The tyres were 2.1″ Schwalbe Billy Bonkers with “classic” sidewalls – a bronze colour, more or less – and wired beads. Less than £40 for the pair. Honestly, any dirt jump tyre would have been fine, but the Schwalbes were cheap and looked good. In the event, they fitted the frame just about perfectly; I could perhaps have squeezed the 2.25″ versions in there, but only just.

To top it off, I bought a £30 Wald basket to sit on an old no-name canti rack (again, shed bounty) and ordered a bag to go in it from a guy on LFGSS for £65. These were the only real extravagances in the build; almost every other part was £20 or less or came straight out of the shed.

And fundamentally, that was it: 3×8 to 1×9; flat bars to swept risers; knobbly to less knobbly tyres; a basket. It already looked better, to my mind, but the ride was different enough to completely change the character of the bike – from aggressive to playful, to the extent that I started taking it out after the kids were off to bed to teach myself how to bunny hop, wheelie and manual. (I still haven’t learned, but that’s my problem and not the bike’s.)

Red 1999 GT Timberline with 1x10 gearing, BLB Big Smoke bars and Schwalbe Billy Bonkers tyres
The Timberline, after a second round of modest upgrades. (Image by the author.)

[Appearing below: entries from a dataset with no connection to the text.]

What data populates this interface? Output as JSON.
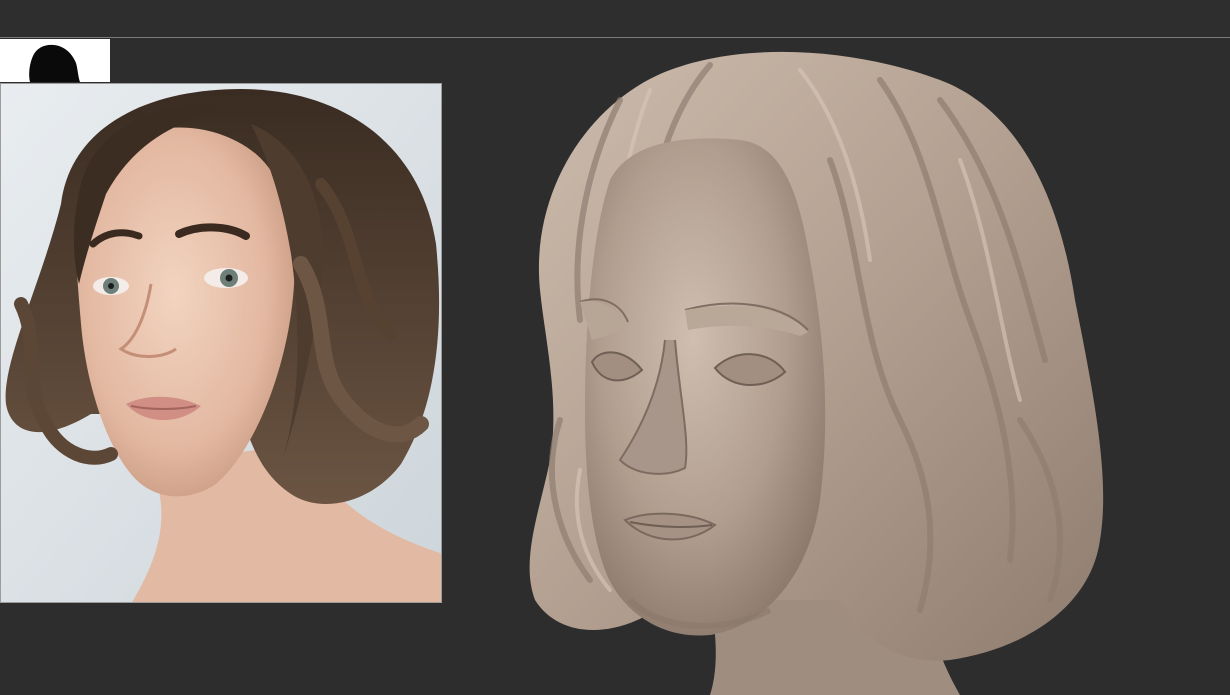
{
  "viewport": {
    "background": "#2d2d2d",
    "divider_color": "#7a7a7a"
  },
  "reference_thumbnail": {
    "icon": "head-silhouette-icon",
    "background": "#ffffff",
    "silhouette_color": "#0a0a0a"
  },
  "reference_photo": {
    "subject": "woman-portrait-bob-haircut",
    "background": "#dfe4e8",
    "hair_color": "#4a3a2e",
    "skin_color": "#e8c2ac"
  },
  "sculpt_model": {
    "subject": "female-head-bust-clay",
    "clay_color": "#b5a293",
    "clay_shadow": "#8d7b6e",
    "clay_highlight": "#d4c4b6"
  }
}
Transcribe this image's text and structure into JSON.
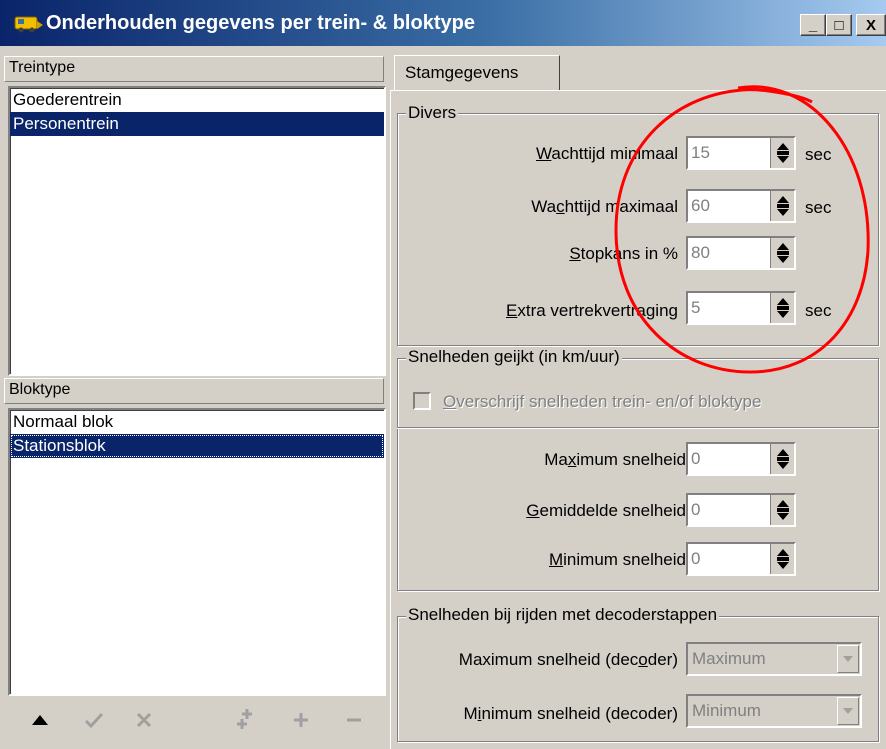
{
  "window": {
    "title": "Onderhouden gegevens per trein- & bloktype",
    "minimize_label": "_",
    "maximize_label": "□",
    "close_label": "X"
  },
  "treintype": {
    "header": "Treintype",
    "items": [
      "Goederentrein",
      "Personentrein"
    ],
    "selected": "Personentrein"
  },
  "bloktype": {
    "header": "Bloktype",
    "items": [
      "Normaal blok",
      "Stationsblok"
    ],
    "selected": "Stationsblok"
  },
  "toolbar": {
    "icons": [
      "move-up-icon",
      "confirm-icon",
      "cancel-icon",
      "copy-icon",
      "add-icon",
      "remove-icon"
    ]
  },
  "tabs": [
    {
      "label": "Stamgegevens"
    }
  ],
  "divers": {
    "legend": "Divers",
    "fields": [
      {
        "label_pre": "",
        "label_u": "W",
        "label_post": "achttijd minimaal",
        "value": "15",
        "unit": "sec"
      },
      {
        "label_pre": "Wa",
        "label_u": "c",
        "label_post": "httijd maximaal",
        "value": "60",
        "unit": "sec"
      },
      {
        "label_pre": "",
        "label_u": "S",
        "label_post": "topkans in %",
        "value": "80",
        "unit": ""
      },
      {
        "label_pre": "",
        "label_u": "E",
        "label_post": "xtra vertrekvertraging",
        "value": "5",
        "unit": "sec"
      }
    ]
  },
  "snelheden_geijkt": {
    "legend": "Snelheden geijkt (in km/uur)",
    "override": {
      "label_pre": "",
      "label_u": "O",
      "label_post": "verschrijf snelheden trein- en/of bloktype",
      "checked": false
    },
    "fields": [
      {
        "label_pre": "Ma",
        "label_u": "x",
        "label_post": "imum snelheid",
        "value": "0"
      },
      {
        "label_pre": "",
        "label_u": "G",
        "label_post": "emiddelde snelheid",
        "value": "0"
      },
      {
        "label_pre": "",
        "label_u": "M",
        "label_post": "inimum snelheid",
        "value": "0"
      }
    ]
  },
  "decoder": {
    "legend": "Snelheden bij rijden met decoderstappen",
    "fields": [
      {
        "label_pre": "Maximum snelheid (dec",
        "label_u": "o",
        "label_post": "der)",
        "value": "Maximum"
      },
      {
        "label_pre": "M",
        "label_u": "i",
        "label_post": "nimum snelheid (decoder)",
        "value": "Minimum"
      }
    ]
  },
  "annotation": {
    "color": "#ff0000"
  }
}
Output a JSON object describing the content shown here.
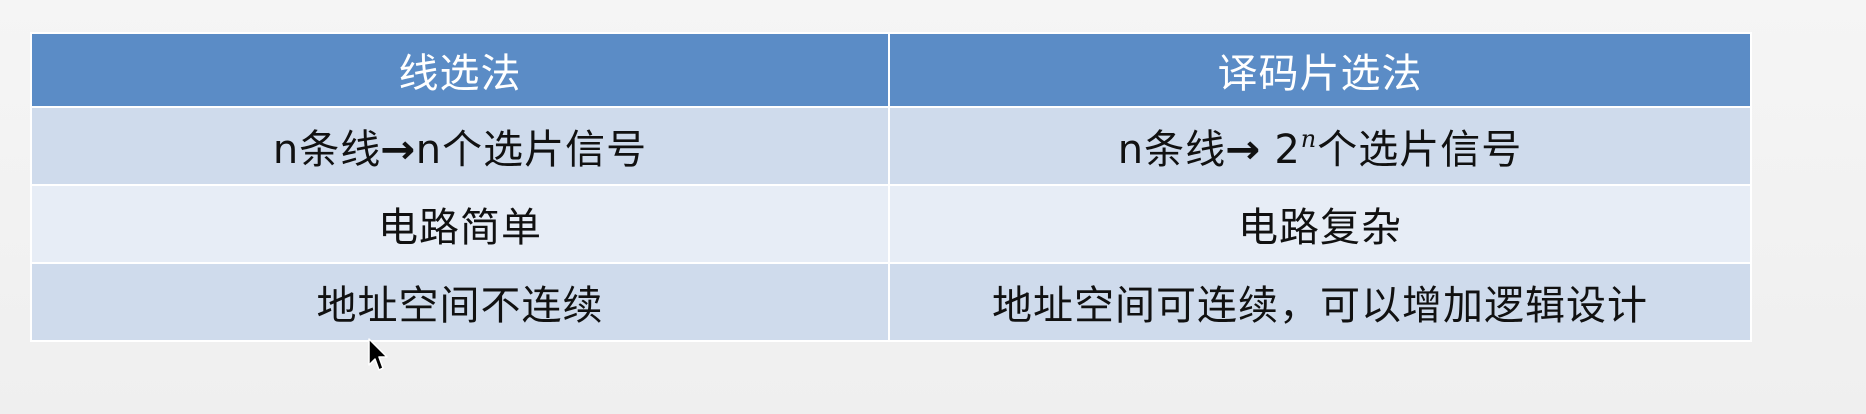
{
  "table": {
    "headers": [
      "线选法",
      "译码片选法"
    ],
    "rows": [
      {
        "left": {
          "prefix": "n条线",
          "arrow": "→",
          "suffix": "n个选片信号"
        },
        "right": {
          "prefix": "n条线",
          "arrow": "→",
          "base": " 2",
          "exponent": "n",
          "suffix": "个选片信号"
        }
      },
      {
        "left": {
          "text": "电路简单"
        },
        "right": {
          "text": "电路复杂"
        }
      },
      {
        "left": {
          "text": "地址空间不连续"
        },
        "right": {
          "text": "地址空间可连续，可以增加逻辑设计"
        }
      }
    ]
  },
  "colors": {
    "header_bg": "#5b8cc6",
    "row_odd_bg": "#cfdbec",
    "row_even_bg": "#e7edf6",
    "header_text": "#ffffff",
    "body_text": "#111111"
  },
  "cursor": {
    "icon": "mouse-pointer-icon"
  }
}
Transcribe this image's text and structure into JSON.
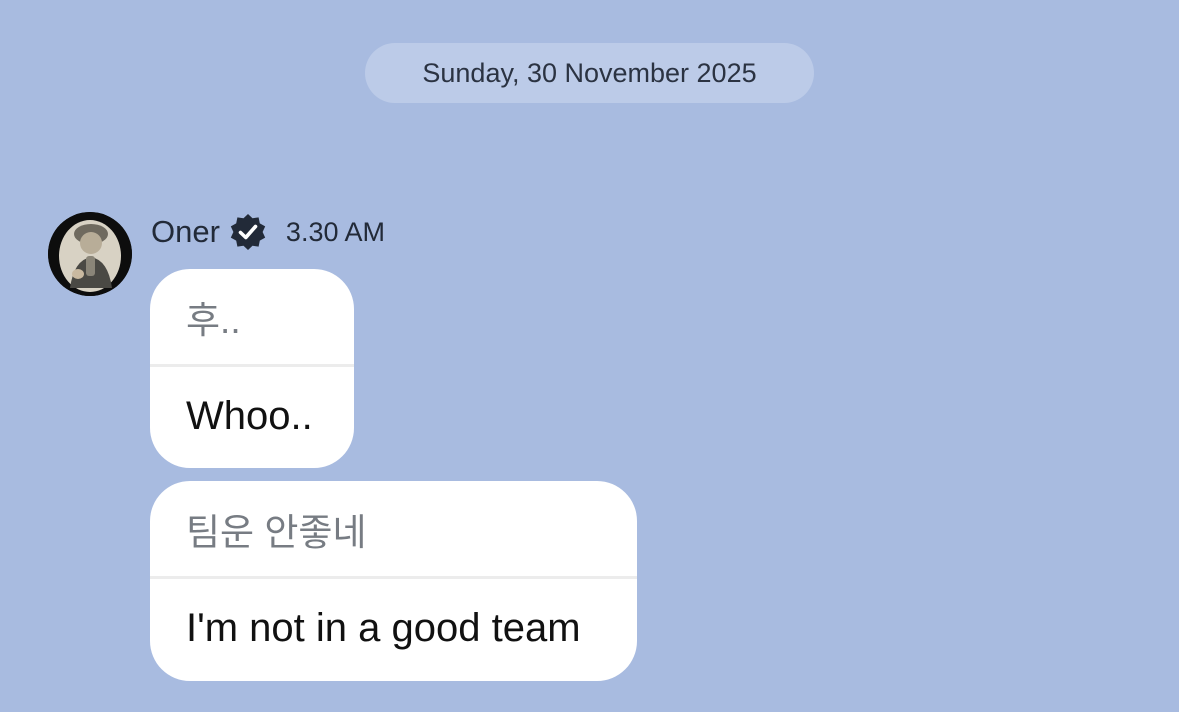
{
  "date_separator": "Sunday, 30 November 2025",
  "message_group": {
    "sender": "Oner",
    "verified_icon": "verified-badge-icon",
    "time": "3.30 AM",
    "messages": [
      {
        "original": "후..",
        "translation": "Whoo.."
      },
      {
        "original": "팀운 안좋네",
        "translation": "I'm not in a good team"
      }
    ]
  },
  "colors": {
    "background": "#a8bbe0",
    "date_pill": "#bccbe8",
    "bubble": "#ffffff",
    "text_dark": "#222a38",
    "text_original": "#777c83"
  }
}
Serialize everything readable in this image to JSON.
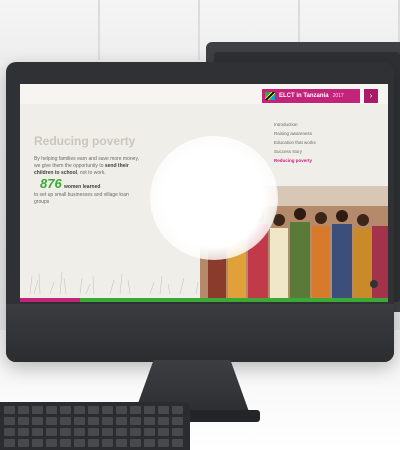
{
  "header": {
    "title": "ELCT in Tanzania",
    "year": "2017",
    "next_icon": "›"
  },
  "section": {
    "heading": "Reducing poverty",
    "paragraph_start": "By helping families earn and save more money, we give them the opportunity to ",
    "paragraph_bold": "send their children to school",
    "paragraph_end": ", not to work.",
    "stat_number": "876",
    "stat_label": "women learned",
    "stat_detail": "to set up small businesses and village loan groups"
  },
  "menu": {
    "items": [
      {
        "label": "Introduction",
        "active": false
      },
      {
        "label": "Raising awareness",
        "active": false
      },
      {
        "label": "Education that works",
        "active": false
      },
      {
        "label": "Success story",
        "active": false
      },
      {
        "label": "Reducing poverty",
        "active": true
      }
    ]
  },
  "colors": {
    "accent": "#c4237a",
    "green": "#3aa935",
    "heading_gray": "#c9c6bd"
  }
}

That was at the end of 2022. Since then, I’ve changed a few things without radically altering how the bike looks or works. I added a DeWidget stem spacer so that I could run a safety strap to the basket. I swapped from the Mary bars to BLB Big Smoke risers and a stubby Mongoose stem to move even it farther onto the BMX spectrum. And I took advantage of Wiggle’s ongoing collapse to snag a 1×10 upgrade (and a massive, hilarious 46t cassette) for less than £50 all in.

Right now, I struggle to pick out any real downsides. The Big Smoke bars could do with a bit of sweep, I suppose, and the Vs are fairly blunt instruments; they stop well but it’s hard to feather the rear brake for a wheelie or a manual. But I nitpick. Like the Trailblazer, this has turned out really well.

Red 1999 GT Timberline with 1x10 gearing, BLB Big Smoke bars and Schwalbe Billy Bonkers tyres
The Timberline, after a second round of modest upgrades. (Image by the author.)

It’s a truism, especially in the #26aintdead / Radavist / Bikepacking.com crowd, that ’90s MTB are still great bikes. But I think it goes farther than that. There was a point in the late ’90s or early 2000s when new-school components crossed over with old-school standards, so that a steel frame like my GT (and my Trailblazer, for that matter) is compatible with luxuries like 2-piece cranks, external dropper posts, and wireless shifting. (Not that I’ve stumped up for any of those things, but you get the point.) That’s changing, of course: for new bikes, 100/135mm QR hub spacing is a rarity, and so, too, are cantis and V-brakes. Even a standard derailleur hanger is no longer a given, what with Shimano’s weird direct mount standard and Sram’s T-type mount. Yet none of these are written in stone yet, and there’s a long tail of mid- to lower-end bikes that will use the old standards well into the future.

What I am saying is this: this is a golden era for restomod bikes. If you can live with rim brakes – and at least some people will gladly pay through the nose for the privilege – right now, you can build a comfortable, reliable and stylish bike for a surprisingly small amount of money.

Component Model Notes
Frame 1999 GT Timberline 18″
Wheels Zac-19 on Shimano Parallax hubs Original wheels.
Tyres Schwalbe Billy Bonkers 26×2.1″
Brakes Promax V-brakes Original brakes. Not sure of the model.
Shifter Shimano M4100 Deore 1×10
Crankset Sunrace 5-arm Square taper. Free from a local bike shop.
Chainring Deckas (?) narrow/wide 38t. Also from a local bike shop; pretty certain it’s a semi-anonymous Aliexpress model.
Rear derailleur Shimano M4120 Deore 10/11 speed, long cage. No clutch, but that doesn’t seem to be a problem.
Cassette Shimano M4100 Deore 10 speed, 11-46. This thing is inherently hilarious.
Bars BLB Big Smoke 25.4mm clamp, 720mm wide, 76mm rise.
Stem Mongoose Stumpie Stem 25.4mm clamp, 45mm length. I think this might have been a BMX stem back in the day.
Seatpost GT 29.8mm. Original seatpost. No dropper, but the QR clamp works just as well.
Saddle WTB Original saddle.